(Exercise data Opens)

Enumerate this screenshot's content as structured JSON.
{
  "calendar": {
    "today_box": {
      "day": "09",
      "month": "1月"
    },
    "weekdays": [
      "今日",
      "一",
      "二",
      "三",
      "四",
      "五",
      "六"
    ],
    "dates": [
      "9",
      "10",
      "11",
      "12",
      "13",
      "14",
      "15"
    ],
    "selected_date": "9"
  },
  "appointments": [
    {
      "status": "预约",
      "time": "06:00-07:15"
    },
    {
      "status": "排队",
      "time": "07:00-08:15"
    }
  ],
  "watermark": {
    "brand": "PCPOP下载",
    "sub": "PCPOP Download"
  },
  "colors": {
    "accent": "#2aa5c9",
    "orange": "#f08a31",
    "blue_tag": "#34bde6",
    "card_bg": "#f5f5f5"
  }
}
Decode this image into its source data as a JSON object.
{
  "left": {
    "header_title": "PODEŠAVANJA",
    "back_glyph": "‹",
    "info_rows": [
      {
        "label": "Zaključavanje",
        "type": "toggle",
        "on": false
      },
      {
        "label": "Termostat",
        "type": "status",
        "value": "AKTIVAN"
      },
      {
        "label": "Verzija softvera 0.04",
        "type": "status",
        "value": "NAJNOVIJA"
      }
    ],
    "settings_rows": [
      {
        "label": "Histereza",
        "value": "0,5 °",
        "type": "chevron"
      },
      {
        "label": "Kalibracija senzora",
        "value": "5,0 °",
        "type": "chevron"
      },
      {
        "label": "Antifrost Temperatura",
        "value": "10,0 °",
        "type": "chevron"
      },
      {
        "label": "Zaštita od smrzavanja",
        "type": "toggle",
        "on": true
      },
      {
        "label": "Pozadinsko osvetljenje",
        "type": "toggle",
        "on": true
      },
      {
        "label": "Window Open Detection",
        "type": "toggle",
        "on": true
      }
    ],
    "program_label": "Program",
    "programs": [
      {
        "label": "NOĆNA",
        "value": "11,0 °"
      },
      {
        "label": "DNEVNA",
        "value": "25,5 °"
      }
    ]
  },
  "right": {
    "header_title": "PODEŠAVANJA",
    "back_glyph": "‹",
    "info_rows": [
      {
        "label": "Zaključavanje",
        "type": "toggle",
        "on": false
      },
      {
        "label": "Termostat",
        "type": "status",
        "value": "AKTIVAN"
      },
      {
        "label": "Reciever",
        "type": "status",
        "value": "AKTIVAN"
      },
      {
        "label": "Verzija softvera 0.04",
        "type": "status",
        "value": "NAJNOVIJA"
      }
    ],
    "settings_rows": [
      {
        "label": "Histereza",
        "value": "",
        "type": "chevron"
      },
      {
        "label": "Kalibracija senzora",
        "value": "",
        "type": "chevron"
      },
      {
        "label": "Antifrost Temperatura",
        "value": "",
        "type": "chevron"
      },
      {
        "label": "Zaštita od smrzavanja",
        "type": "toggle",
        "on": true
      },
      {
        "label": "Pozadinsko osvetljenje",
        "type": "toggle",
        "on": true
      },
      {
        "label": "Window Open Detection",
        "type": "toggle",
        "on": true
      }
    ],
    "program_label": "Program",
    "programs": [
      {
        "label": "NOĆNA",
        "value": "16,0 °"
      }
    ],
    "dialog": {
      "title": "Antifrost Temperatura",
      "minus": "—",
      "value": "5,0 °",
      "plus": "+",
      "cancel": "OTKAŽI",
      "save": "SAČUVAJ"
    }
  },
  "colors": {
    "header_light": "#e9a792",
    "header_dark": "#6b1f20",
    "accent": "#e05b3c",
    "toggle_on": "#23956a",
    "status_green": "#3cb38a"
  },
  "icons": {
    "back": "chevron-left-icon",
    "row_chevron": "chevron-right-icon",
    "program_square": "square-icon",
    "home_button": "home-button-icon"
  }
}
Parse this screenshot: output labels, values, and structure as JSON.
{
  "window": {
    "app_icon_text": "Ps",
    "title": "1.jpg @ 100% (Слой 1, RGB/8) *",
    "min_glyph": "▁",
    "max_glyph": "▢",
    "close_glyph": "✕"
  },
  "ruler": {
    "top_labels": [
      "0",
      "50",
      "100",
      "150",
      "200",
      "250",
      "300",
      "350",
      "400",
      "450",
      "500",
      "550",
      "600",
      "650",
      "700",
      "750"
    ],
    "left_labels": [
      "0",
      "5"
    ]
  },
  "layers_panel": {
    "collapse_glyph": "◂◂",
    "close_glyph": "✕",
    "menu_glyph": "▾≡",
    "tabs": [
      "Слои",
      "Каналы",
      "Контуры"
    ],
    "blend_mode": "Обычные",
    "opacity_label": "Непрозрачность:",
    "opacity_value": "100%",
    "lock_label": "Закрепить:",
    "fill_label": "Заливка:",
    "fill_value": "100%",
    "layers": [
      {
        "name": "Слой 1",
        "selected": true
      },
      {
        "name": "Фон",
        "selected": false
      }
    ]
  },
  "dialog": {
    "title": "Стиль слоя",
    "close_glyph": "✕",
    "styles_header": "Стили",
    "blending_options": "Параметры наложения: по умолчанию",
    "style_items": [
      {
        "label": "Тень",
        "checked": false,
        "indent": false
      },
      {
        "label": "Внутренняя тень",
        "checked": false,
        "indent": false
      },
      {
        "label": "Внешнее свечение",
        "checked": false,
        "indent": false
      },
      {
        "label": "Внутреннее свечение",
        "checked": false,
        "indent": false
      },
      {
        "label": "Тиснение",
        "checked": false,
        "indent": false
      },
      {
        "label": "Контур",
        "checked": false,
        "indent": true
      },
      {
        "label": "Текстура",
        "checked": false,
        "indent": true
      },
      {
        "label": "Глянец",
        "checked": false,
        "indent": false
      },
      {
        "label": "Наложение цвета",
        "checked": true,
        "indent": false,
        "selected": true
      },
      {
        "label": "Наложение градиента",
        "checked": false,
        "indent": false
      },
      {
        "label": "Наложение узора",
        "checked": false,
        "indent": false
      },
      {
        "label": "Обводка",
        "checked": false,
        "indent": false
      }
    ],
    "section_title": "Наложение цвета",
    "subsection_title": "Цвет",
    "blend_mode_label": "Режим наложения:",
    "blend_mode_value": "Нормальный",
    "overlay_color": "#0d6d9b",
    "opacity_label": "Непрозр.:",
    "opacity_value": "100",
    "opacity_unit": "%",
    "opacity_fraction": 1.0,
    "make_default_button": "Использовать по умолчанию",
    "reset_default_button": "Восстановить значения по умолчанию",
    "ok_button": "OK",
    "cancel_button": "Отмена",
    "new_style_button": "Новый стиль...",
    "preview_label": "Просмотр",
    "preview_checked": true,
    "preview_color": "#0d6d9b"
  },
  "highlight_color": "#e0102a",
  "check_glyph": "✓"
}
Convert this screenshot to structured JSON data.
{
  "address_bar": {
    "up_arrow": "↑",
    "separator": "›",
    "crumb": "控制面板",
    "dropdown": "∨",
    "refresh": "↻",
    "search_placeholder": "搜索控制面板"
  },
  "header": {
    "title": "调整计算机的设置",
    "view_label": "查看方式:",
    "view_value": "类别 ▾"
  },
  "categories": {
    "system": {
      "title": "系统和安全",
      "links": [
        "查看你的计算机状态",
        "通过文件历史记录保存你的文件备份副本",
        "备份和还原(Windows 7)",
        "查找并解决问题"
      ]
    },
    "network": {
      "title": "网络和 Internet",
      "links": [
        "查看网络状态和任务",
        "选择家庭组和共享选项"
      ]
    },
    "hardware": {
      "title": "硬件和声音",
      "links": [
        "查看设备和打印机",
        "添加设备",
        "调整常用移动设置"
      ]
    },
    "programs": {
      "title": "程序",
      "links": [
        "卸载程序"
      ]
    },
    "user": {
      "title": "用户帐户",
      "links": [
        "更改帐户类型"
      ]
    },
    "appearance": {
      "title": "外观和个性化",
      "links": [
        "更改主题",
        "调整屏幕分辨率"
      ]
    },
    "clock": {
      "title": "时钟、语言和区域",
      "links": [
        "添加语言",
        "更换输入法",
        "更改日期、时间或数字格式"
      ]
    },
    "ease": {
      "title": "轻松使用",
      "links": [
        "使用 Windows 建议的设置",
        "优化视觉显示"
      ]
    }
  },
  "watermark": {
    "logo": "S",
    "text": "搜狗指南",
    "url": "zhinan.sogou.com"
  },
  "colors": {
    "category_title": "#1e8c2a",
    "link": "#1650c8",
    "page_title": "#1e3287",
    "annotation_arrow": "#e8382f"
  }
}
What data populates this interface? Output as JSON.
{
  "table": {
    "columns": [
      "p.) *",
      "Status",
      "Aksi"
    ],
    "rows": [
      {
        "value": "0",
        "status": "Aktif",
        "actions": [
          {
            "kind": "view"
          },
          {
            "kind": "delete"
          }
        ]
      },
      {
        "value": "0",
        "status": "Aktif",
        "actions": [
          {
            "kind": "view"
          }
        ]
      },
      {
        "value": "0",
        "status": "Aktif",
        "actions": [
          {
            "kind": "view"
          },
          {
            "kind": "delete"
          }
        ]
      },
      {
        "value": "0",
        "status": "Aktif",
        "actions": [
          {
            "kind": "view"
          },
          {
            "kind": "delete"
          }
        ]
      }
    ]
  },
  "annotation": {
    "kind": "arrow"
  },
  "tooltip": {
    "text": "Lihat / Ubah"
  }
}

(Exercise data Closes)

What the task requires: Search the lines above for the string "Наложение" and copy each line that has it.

Completed exercise:
        "label": "Наложение цвета",
        "label": "Наложение градиента",
        "label": "Наложение узора",
    "section_title": "Наложение цвета",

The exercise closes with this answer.